Friends for the skin: how to fight free radicals

Friends for the skin: how to fight free radicals

Our skin is continuously exposed to the action of mechanical, biological, chemical and physical stimulation, but it knows how to defend itself from any damage that these factors may cause by activating some mechanisms that can protect it.

Among the physical stimulation, an important role is that of the sun and ultraviolet radiation which can, in case of excessive exposure, generate the production of oxygen free radicals that attack the cellular structures of our skin. The skin, however, has various protection systems capable of neutralizing these molecules.

In fact, tanning is the first defense that our skin puts in place whenever it is exposed to ultraviolet radiation. Melanin, in addition to being the most powerful natural solar filter, is also endowed with good antioxidant capacities that allow it to better neutralize free radicals.

The skin has several enzymatic and non-enzymatic antioxidants, such as vitamin C, vitamin E, glutathione, coenzyme Q and polyunsaturated fatty acids w-3, which guarantee its intrinsic photoprotective capacity.

To enhance the natural defense systems, skin trophism and ensure a risk-free and lasting tan, it is important to take these substances in adequate quantities through a balanced diet rich in fruit and vegetables, which continuously replenishes the skin's reserves of antioxidants.

In particular conditions of physical stress, the amount of these elements taken with the diet may be insufficient and therefore it is possible to supplement the requirement with the intake of antioxidant-based supplements. Among the main antioxidant substances present in nature, a key role is played by carotenoids, or precursors of vitamin A, to which beta-carotene belongs, mainly contained in yellow-orange vegetables such as carrots, tomatoes, peppers and oranges.

Beta-carotene accumulates in the skin and acts as a solar filter since it is able to absorb solar radiation in the spectrum of UVA (320-400 nm) and visible light (up to 500 nm).
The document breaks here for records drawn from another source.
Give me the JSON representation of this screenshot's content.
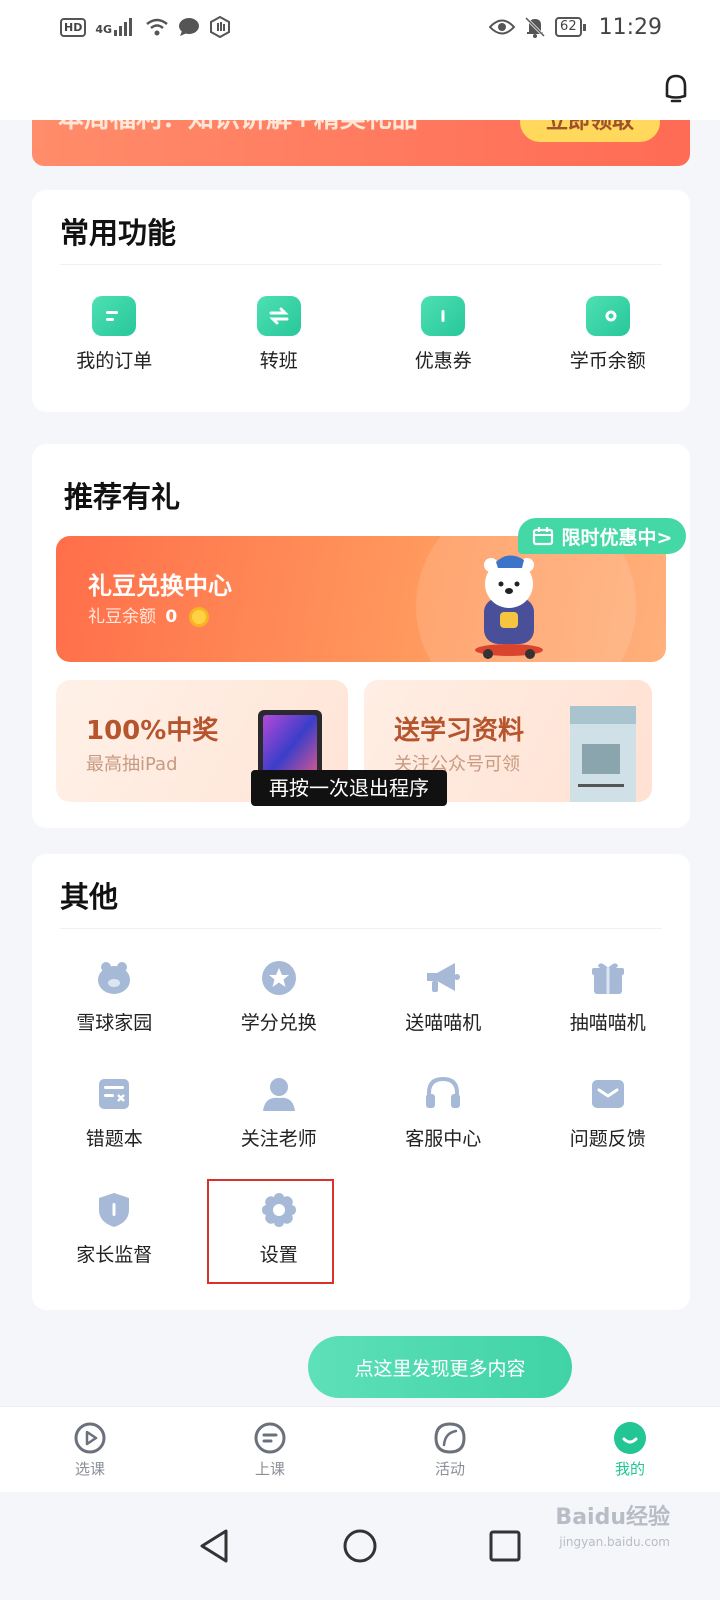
{
  "status_bar": {
    "hd": "HD",
    "network": "4G",
    "battery": "62",
    "time": "11:29"
  },
  "banner": {
    "text": "本周福利：知识讲解+精美礼品",
    "button": "立即领取"
  },
  "common": {
    "title": "常用功能",
    "items": [
      {
        "label": "我的订单",
        "icon": "order-icon"
      },
      {
        "label": "转班",
        "icon": "transfer-class-icon"
      },
      {
        "label": "优惠券",
        "icon": "coupon-icon"
      },
      {
        "label": "学币余额",
        "icon": "wallet-icon"
      }
    ]
  },
  "recommend": {
    "title": "推荐有礼",
    "main_title": "礼豆兑换中心",
    "balance_label": "礼豆余额",
    "balance_value": "0",
    "promo_tag": "限时优惠中>",
    "card1": {
      "title": "100%中奖",
      "sub": "最高抽iPad"
    },
    "card2": {
      "title": "送学习资料",
      "sub": "关注公众号可领"
    }
  },
  "toast": "再按一次退出程序",
  "other": {
    "title": "其他",
    "items": [
      {
        "label": "雪球家园",
        "icon": "pig-icon"
      },
      {
        "label": "学分兑换",
        "icon": "star-badge-icon"
      },
      {
        "label": "送喵喵机",
        "icon": "megaphone-icon"
      },
      {
        "label": "抽喵喵机",
        "icon": "gift-box-icon"
      },
      {
        "label": "错题本",
        "icon": "notebook-icon"
      },
      {
        "label": "关注老师",
        "icon": "person-icon"
      },
      {
        "label": "客服中心",
        "icon": "headset-icon"
      },
      {
        "label": "问题反馈",
        "icon": "mail-icon"
      },
      {
        "label": "家长监督",
        "icon": "shield-icon"
      },
      {
        "label": "设置",
        "icon": "gear-icon"
      }
    ]
  },
  "discover_button": "点这里发现更多内容",
  "tabs": [
    {
      "label": "选课",
      "icon": "play-circle-icon"
    },
    {
      "label": "上课",
      "icon": "class-icon"
    },
    {
      "label": "活动",
      "icon": "leaf-icon"
    },
    {
      "label": "我的",
      "icon": "smile-icon",
      "active": true
    }
  ],
  "watermark": {
    "text": "Baidu经验",
    "sub": "jingyan.baidu.com"
  },
  "colors": {
    "accent": "#22c593",
    "icon_blue": "#a6b9d6",
    "banner": "#ff7a5a"
  }
}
More recently other carotenoids such as zeaxanthin, lutein and lycopene have been studied. Lutein and zeaxanthin are found in high concentrations in many green leafy vegetables such as spinach, cauliflower and cabbage, and have a greater antioxidant activity than beta-carotene. Vitamin E (or alpha-tocopherol) is the non-enzymatic endogenous antioxidant most represented in cellular lipid membranes, preventing lipid peroxidation. It is mainly contained in vegetable oils, cereals, nuts and green leafy vegetables. The reduced form of alpha-tocopherol, depleted during the performance of its antioxidant activity, is subsequently regenerated by vitamin C.
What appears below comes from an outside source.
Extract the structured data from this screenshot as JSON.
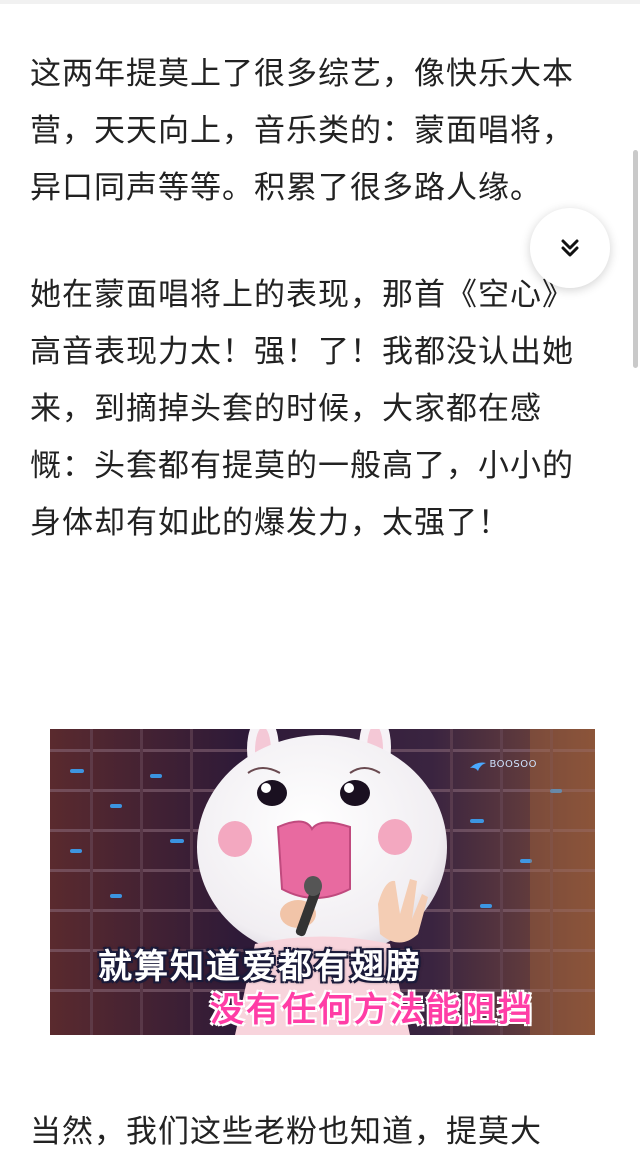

Several studies have shown that vitamin E and vitamin C act synergistically to counteract the formation of oxygen free radicals. Only the concomitant intake of both vitamins in high doses is able to protect against sunburn, while if these vitamins are taken individually they have no antioxidant or photo protective capacity. Vitamin C is also one of the major antioxidants at the level of extra-cellular fluids and also acts as a co-factor in the regulation of the synthesis of collagen fibers and elastin, thus counteracting the loss of skin tone and elasticity it undergoes. the skin for aging. It is mainly contained in citrus fruits, berries and many vegetables. Among the polyphenols we remember the flavonoids contained in the leaves of green tea (Camellia sinensis). Green tea contains four main polyphenols, of which epigallocatechin-3-gallate (EGCG) is the most active. In experimental animals, the polyphenols in green tea have been shown to have a photoprotective effect, acting through antioxidant, anticarcinogenetic and immunoprotective properties, helping to maintain the integrity of the skin's immune system.

Other plant extracts that have demonstrated antioxidant and photoprotective properties both topically and systemically are silymarin, a milk thistle extract containing a blend of flavonoids, and genistein, an isoflavonoid from soy.

We also recall that some cations, such as selenium and zinc, act as co-factors of antioxidant enzymes and vitamin E. In animal models it has therefore been observed that the intake of selenium reduces the erythema induced by ultraviolet exposure and protects from the onset of skin neoplasms, while the intake of zinc improves skin defenses and tissue trophism, facilitating their repair.

Finally, it should be emphasized that the mixtures of antioxidants administered orally have shown greater effectiveness than the simple intake of the individual active ingredients. This synergism appears to be the result of intrinsic interactions between the described antioxidants. In order for our skin to reap the maximum benefits from systemic photoprotection, it is therefore necessary that the supplementation of these substances is integrated and balanced in the complex system of the physiological antioxidant network.